[[ SUPPLIED INFORMATION open ]]

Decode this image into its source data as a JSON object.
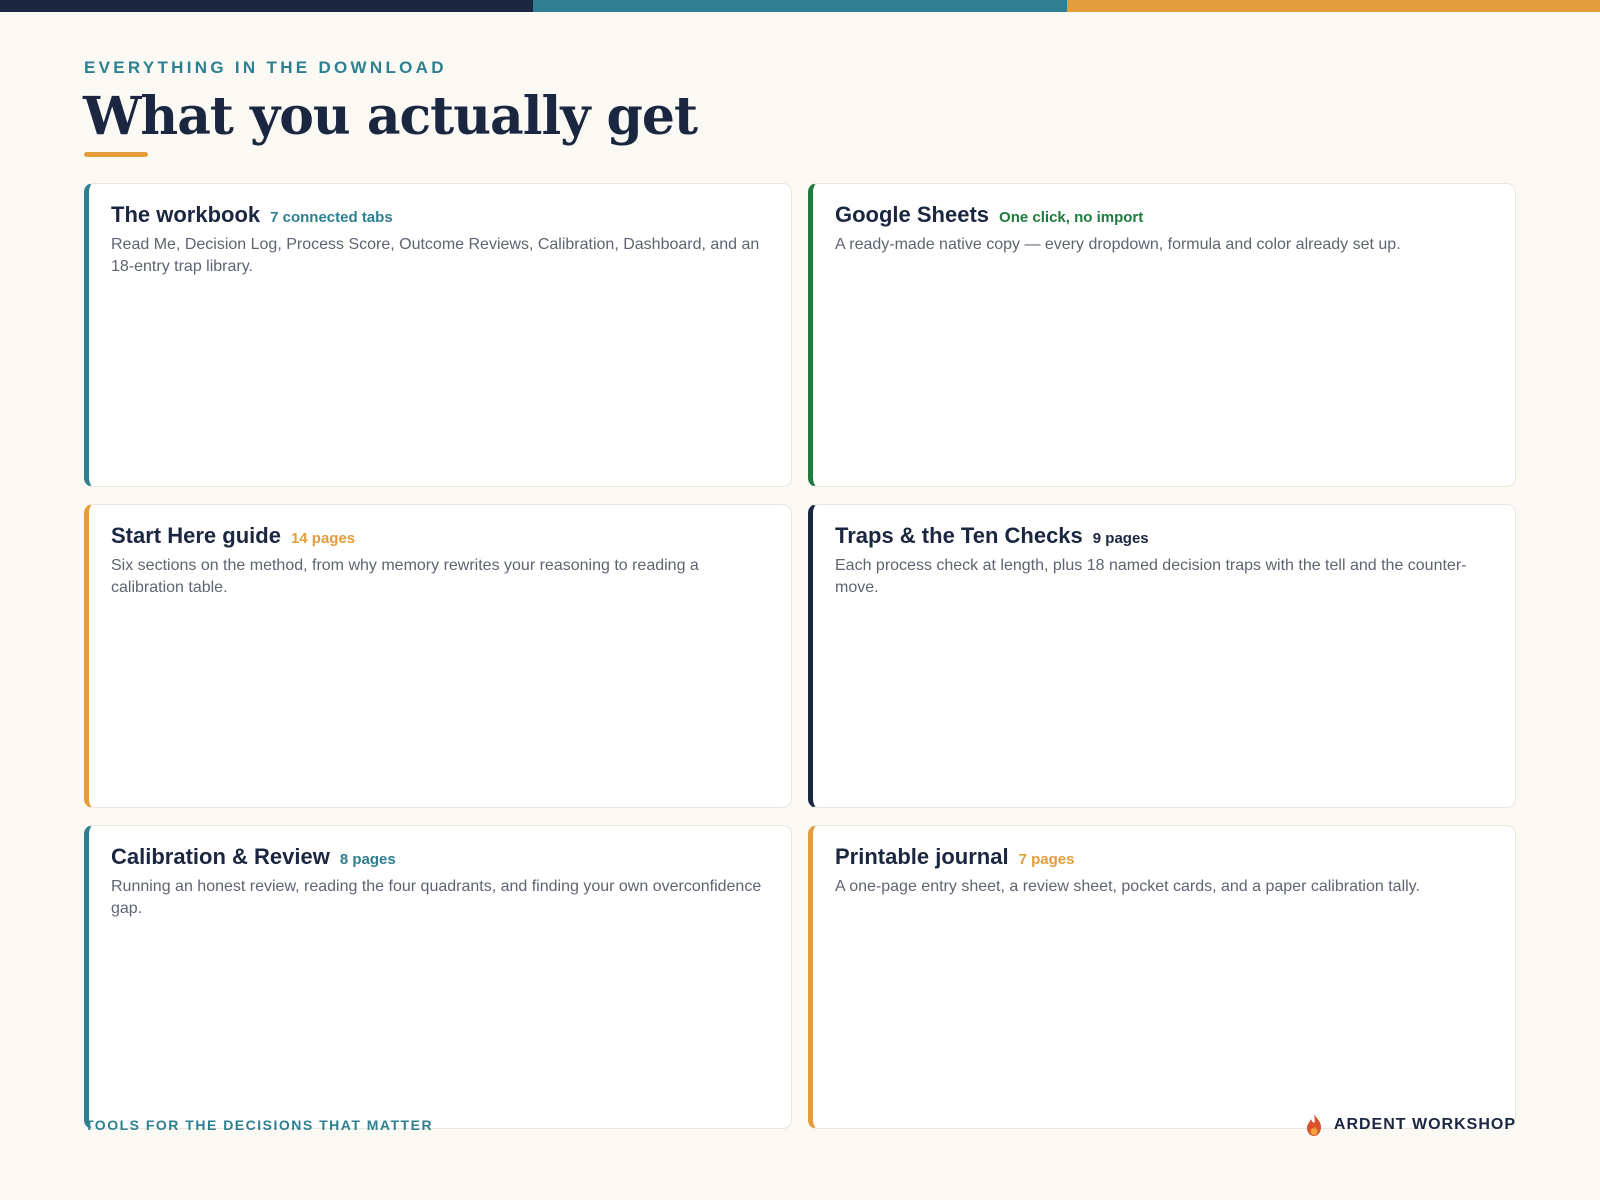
{
  "colors": {
    "navy": "#1b2640",
    "teal": "#2e7f90",
    "orange": "#e59c3c",
    "green": "#1f7a3d",
    "background": "#faf9f4"
  },
  "header": {
    "eyebrow": "EVERYTHING IN THE DOWNLOAD",
    "title": "What you actually get"
  },
  "cards": [
    {
      "title": "The workbook",
      "badge": "7 connected tabs",
      "accent": "#2e7f90",
      "description": "Read Me, Decision Log, Process Score, Outcome Reviews, Calibration, Dashboard, and an 18-entry trap library."
    },
    {
      "title": "Google Sheets",
      "badge": "One click, no import",
      "accent": "#1f7a3d",
      "description": "A ready-made native copy — every dropdown, formula and color already set up."
    },
    {
      "title": "Start Here guide",
      "badge": "14 pages",
      "accent": "#e59c3c",
      "description": "Six sections on the method, from why memory rewrites your reasoning to reading a calibration table."
    },
    {
      "title": "Traps & the Ten Checks",
      "badge": "9 pages",
      "accent": "#1b2640",
      "description": "Each process check at length, plus 18 named decision traps with the tell and the counter-move."
    },
    {
      "title": "Calibration & Review",
      "badge": "8 pages",
      "accent": "#2e7f90",
      "description": "Running an honest review, reading the four quadrants, and finding your own overconfidence gap."
    },
    {
      "title": "Printable journal",
      "badge": "7 pages",
      "accent": "#e59c3c",
      "description": "A one-page entry sheet, a review sheet, pocket cards, and a paper calibration tally."
    }
  ],
  "footer": {
    "tagline": "TOOLS FOR THE DECISIONS THAT MATTER",
    "brand_name": "ARDENT WORKSHOP",
    "brand_icon": "flame-icon"
  }
}
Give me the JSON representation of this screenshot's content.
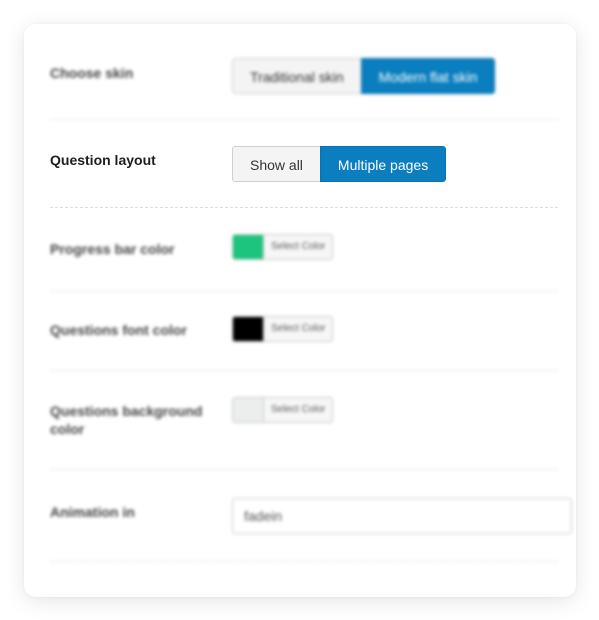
{
  "settings": {
    "skin": {
      "label": "Choose skin",
      "options": [
        "Traditional skin",
        "Modern flat skin"
      ],
      "selected": "Modern flat skin"
    },
    "layout": {
      "label": "Question layout",
      "options": [
        "Show all",
        "Multiple pages"
      ],
      "selected": "Multiple pages"
    },
    "progress_color": {
      "label": "Progress bar color",
      "button_text": "Select Color",
      "color": "#1dc47e"
    },
    "font_color": {
      "label": "Questions font color",
      "button_text": "Select Color",
      "color": "#000000"
    },
    "bg_color": {
      "label": "Questions background color",
      "button_text": "Select Color",
      "color": "#eceeee"
    },
    "animation": {
      "label": "Animation in",
      "value": "fadein"
    }
  },
  "colors": {
    "accent": "#0a7ebf"
  }
}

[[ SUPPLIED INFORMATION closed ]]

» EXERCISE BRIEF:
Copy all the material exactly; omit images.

» EXERCISE RESULT:
Decode this image into its source data as a JSON object.
{
  "colors": {
    "navy": "#1b2640",
    "teal": "#2e7f90",
    "orange": "#e59c3c",
    "green": "#1f7a3d",
    "background": "#faf9f4"
  },
  "header": {
    "eyebrow": "EVERYTHING IN THE DOWNLOAD",
    "title": "What you actually get"
  },
  "cards": [
    {
      "title": "The workbook",
      "badge": "7 connected tabs",
      "accent": "#2e7f90",
      "description": "Read Me, Decision Log, Process Score, Outcome Reviews, Calibration, Dashboard, and an 18-entry trap library."
    },
    {
      "title": "Google Sheets",
      "badge": "One click, no import",
      "accent": "#1f7a3d",
      "description": "A ready-made native copy — every dropdown, formula and color already set up."
    },
    {
      "title": "Start Here guide",
      "badge": "14 pages",
      "accent": "#e59c3c",
      "description": "Six sections on the method, from why memory rewrites your reasoning to reading a calibration table."
    },
    {
      "title": "Traps & the Ten Checks",
      "badge": "9 pages",
      "accent": "#1b2640",
      "description": "Each process check at length, plus 18 named decision traps with the tell and the counter-move."
    },
    {
      "title": "Calibration & Review",
      "badge": "8 pages",
      "accent": "#2e7f90",
      "description": "Running an honest review, reading the four quadrants, and finding your own overconfidence gap."
    },
    {
      "title": "Printable journal",
      "badge": "7 pages",
      "accent": "#e59c3c",
      "description": "A one-page entry sheet, a review sheet, pocket cards, and a paper calibration tally."
    }
  ],
  "footer": {
    "tagline": "TOOLS FOR THE DECISIONS THAT MATTER",
    "brand_name": "ARDENT WORKSHOP",
    "brand_icon": "flame-icon"
  }
}
Give me the JSON representation of this screenshot's content.
{
  "settings": {
    "skin": {
      "label": "Choose skin",
      "options": [
        "Traditional skin",
        "Modern flat skin"
      ],
      "selected": "Modern flat skin"
    },
    "layout": {
      "label": "Question layout",
      "options": [
        "Show all",
        "Multiple pages"
      ],
      "selected": "Multiple pages"
    },
    "progress_color": {
      "label": "Progress bar color",
      "button_text": "Select Color",
      "color": "#1dc47e"
    },
    "font_color": {
      "label": "Questions font color",
      "button_text": "Select Color",
      "color": "#000000"
    },
    "bg_color": {
      "label": "Questions background color",
      "button_text": "Select Color",
      "color": "#eceeee"
    },
    "animation": {
      "label": "Animation in",
      "value": "fadein"
    }
  },
  "colors": {
    "accent": "#0a7ebf"
  }
}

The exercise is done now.